## [WORK TO COMPLETE]
Reproduce the listing below as it stands. Leave out each image.

----

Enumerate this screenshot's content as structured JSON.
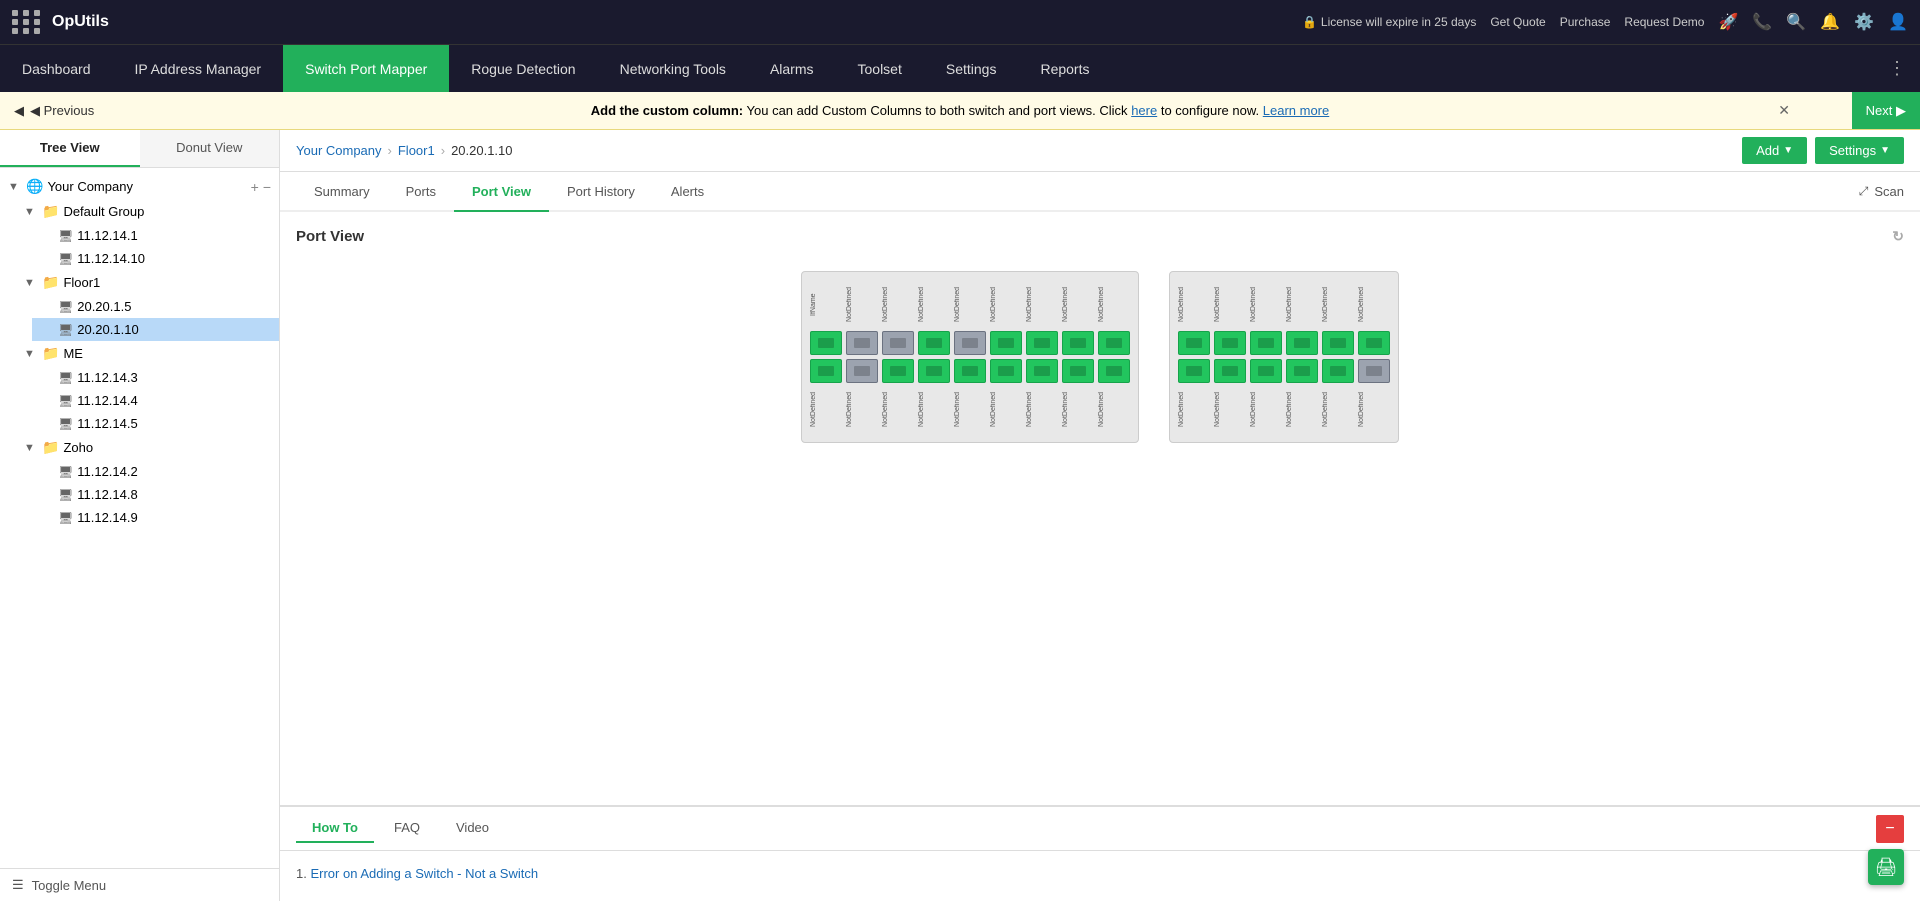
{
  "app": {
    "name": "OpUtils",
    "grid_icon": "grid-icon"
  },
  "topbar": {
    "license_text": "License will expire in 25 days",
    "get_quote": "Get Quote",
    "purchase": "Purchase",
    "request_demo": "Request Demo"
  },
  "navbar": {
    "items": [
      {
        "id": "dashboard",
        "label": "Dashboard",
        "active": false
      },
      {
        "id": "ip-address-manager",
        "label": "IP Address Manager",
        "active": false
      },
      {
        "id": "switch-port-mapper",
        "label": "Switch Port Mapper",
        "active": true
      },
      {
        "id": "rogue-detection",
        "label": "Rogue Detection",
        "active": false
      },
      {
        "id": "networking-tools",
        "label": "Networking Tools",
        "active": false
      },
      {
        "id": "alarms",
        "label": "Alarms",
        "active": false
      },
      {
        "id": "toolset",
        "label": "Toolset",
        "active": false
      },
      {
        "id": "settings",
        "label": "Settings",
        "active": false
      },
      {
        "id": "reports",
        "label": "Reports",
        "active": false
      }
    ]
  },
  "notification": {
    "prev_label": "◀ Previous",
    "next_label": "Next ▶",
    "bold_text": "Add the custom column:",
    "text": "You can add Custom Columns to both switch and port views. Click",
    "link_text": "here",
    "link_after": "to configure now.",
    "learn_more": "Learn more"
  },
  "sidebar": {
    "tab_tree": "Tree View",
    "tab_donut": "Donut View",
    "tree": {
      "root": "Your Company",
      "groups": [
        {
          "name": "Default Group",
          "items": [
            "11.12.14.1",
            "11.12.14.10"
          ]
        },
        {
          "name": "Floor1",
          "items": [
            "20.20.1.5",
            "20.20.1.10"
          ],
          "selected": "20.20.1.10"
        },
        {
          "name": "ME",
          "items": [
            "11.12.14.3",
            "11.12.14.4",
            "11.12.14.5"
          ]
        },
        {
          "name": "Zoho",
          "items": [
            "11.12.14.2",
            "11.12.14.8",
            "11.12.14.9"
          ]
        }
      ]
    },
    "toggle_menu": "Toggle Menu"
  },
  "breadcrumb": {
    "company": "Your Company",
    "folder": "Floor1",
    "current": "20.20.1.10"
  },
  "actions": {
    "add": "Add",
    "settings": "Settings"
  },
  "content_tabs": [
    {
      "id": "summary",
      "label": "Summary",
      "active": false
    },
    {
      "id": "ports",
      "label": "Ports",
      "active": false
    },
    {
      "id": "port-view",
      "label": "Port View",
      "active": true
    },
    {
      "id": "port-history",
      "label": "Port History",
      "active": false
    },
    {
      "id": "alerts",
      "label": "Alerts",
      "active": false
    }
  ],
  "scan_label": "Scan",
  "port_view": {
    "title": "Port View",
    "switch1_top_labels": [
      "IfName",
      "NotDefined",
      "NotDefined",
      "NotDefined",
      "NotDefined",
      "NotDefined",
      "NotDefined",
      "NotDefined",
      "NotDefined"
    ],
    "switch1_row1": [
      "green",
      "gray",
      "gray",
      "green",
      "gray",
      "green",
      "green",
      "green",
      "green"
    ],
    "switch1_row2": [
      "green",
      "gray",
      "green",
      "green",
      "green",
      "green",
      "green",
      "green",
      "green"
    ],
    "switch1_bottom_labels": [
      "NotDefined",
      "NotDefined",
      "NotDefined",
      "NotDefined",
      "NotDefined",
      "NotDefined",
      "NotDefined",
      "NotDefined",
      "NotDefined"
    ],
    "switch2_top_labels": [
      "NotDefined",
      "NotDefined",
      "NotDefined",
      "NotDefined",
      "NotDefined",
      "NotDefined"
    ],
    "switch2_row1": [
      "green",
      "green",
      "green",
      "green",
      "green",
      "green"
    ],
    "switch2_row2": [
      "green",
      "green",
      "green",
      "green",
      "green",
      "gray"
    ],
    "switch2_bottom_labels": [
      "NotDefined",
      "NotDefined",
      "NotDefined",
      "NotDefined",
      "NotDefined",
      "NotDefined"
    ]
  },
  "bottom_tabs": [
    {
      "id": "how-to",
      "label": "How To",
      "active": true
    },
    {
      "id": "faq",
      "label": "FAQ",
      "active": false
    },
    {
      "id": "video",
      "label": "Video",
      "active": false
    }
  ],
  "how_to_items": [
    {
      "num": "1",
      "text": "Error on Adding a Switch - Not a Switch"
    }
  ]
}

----

## [EXERCISE RESULT]
Enumerate this screenshot's content as structured JSON.
{
  "app": {
    "name": "OpUtils",
    "grid_icon": "grid-icon"
  },
  "topbar": {
    "license_text": "License will expire in 25 days",
    "get_quote": "Get Quote",
    "purchase": "Purchase",
    "request_demo": "Request Demo"
  },
  "navbar": {
    "items": [
      {
        "id": "dashboard",
        "label": "Dashboard",
        "active": false
      },
      {
        "id": "ip-address-manager",
        "label": "IP Address Manager",
        "active": false
      },
      {
        "id": "switch-port-mapper",
        "label": "Switch Port Mapper",
        "active": true
      },
      {
        "id": "rogue-detection",
        "label": "Rogue Detection",
        "active": false
      },
      {
        "id": "networking-tools",
        "label": "Networking Tools",
        "active": false
      },
      {
        "id": "alarms",
        "label": "Alarms",
        "active": false
      },
      {
        "id": "toolset",
        "label": "Toolset",
        "active": false
      },
      {
        "id": "settings",
        "label": "Settings",
        "active": false
      },
      {
        "id": "reports",
        "label": "Reports",
        "active": false
      }
    ]
  },
  "notification": {
    "prev_label": "◀ Previous",
    "next_label": "Next ▶",
    "bold_text": "Add the custom column:",
    "text": "You can add Custom Columns to both switch and port views. Click",
    "link_text": "here",
    "link_after": "to configure now.",
    "learn_more": "Learn more"
  },
  "sidebar": {
    "tab_tree": "Tree View",
    "tab_donut": "Donut View",
    "tree": {
      "root": "Your Company",
      "groups": [
        {
          "name": "Default Group",
          "items": [
            "11.12.14.1",
            "11.12.14.10"
          ]
        },
        {
          "name": "Floor1",
          "items": [
            "20.20.1.5",
            "20.20.1.10"
          ],
          "selected": "20.20.1.10"
        },
        {
          "name": "ME",
          "items": [
            "11.12.14.3",
            "11.12.14.4",
            "11.12.14.5"
          ]
        },
        {
          "name": "Zoho",
          "items": [
            "11.12.14.2",
            "11.12.14.8",
            "11.12.14.9"
          ]
        }
      ]
    },
    "toggle_menu": "Toggle Menu"
  },
  "breadcrumb": {
    "company": "Your Company",
    "folder": "Floor1",
    "current": "20.20.1.10"
  },
  "actions": {
    "add": "Add",
    "settings": "Settings"
  },
  "content_tabs": [
    {
      "id": "summary",
      "label": "Summary",
      "active": false
    },
    {
      "id": "ports",
      "label": "Ports",
      "active": false
    },
    {
      "id": "port-view",
      "label": "Port View",
      "active": true
    },
    {
      "id": "port-history",
      "label": "Port History",
      "active": false
    },
    {
      "id": "alerts",
      "label": "Alerts",
      "active": false
    }
  ],
  "scan_label": "Scan",
  "port_view": {
    "title": "Port View",
    "switch1_top_labels": [
      "IfName",
      "NotDefined",
      "NotDefined",
      "NotDefined",
      "NotDefined",
      "NotDefined",
      "NotDefined",
      "NotDefined",
      "NotDefined"
    ],
    "switch1_row1": [
      "green",
      "gray",
      "gray",
      "green",
      "gray",
      "green",
      "green",
      "green",
      "green"
    ],
    "switch1_row2": [
      "green",
      "gray",
      "green",
      "green",
      "green",
      "green",
      "green",
      "green",
      "green"
    ],
    "switch1_bottom_labels": [
      "NotDefined",
      "NotDefined",
      "NotDefined",
      "NotDefined",
      "NotDefined",
      "NotDefined",
      "NotDefined",
      "NotDefined",
      "NotDefined"
    ],
    "switch2_top_labels": [
      "NotDefined",
      "NotDefined",
      "NotDefined",
      "NotDefined",
      "NotDefined",
      "NotDefined"
    ],
    "switch2_row1": [
      "green",
      "green",
      "green",
      "green",
      "green",
      "green"
    ],
    "switch2_row2": [
      "green",
      "green",
      "green",
      "green",
      "green",
      "gray"
    ],
    "switch2_bottom_labels": [
      "NotDefined",
      "NotDefined",
      "NotDefined",
      "NotDefined",
      "NotDefined",
      "NotDefined"
    ]
  },
  "bottom_tabs": [
    {
      "id": "how-to",
      "label": "How To",
      "active": true
    },
    {
      "id": "faq",
      "label": "FAQ",
      "active": false
    },
    {
      "id": "video",
      "label": "Video",
      "active": false
    }
  ],
  "how_to_items": [
    {
      "num": "1",
      "text": "Error on Adding a Switch - Not a Switch"
    }
  ]
}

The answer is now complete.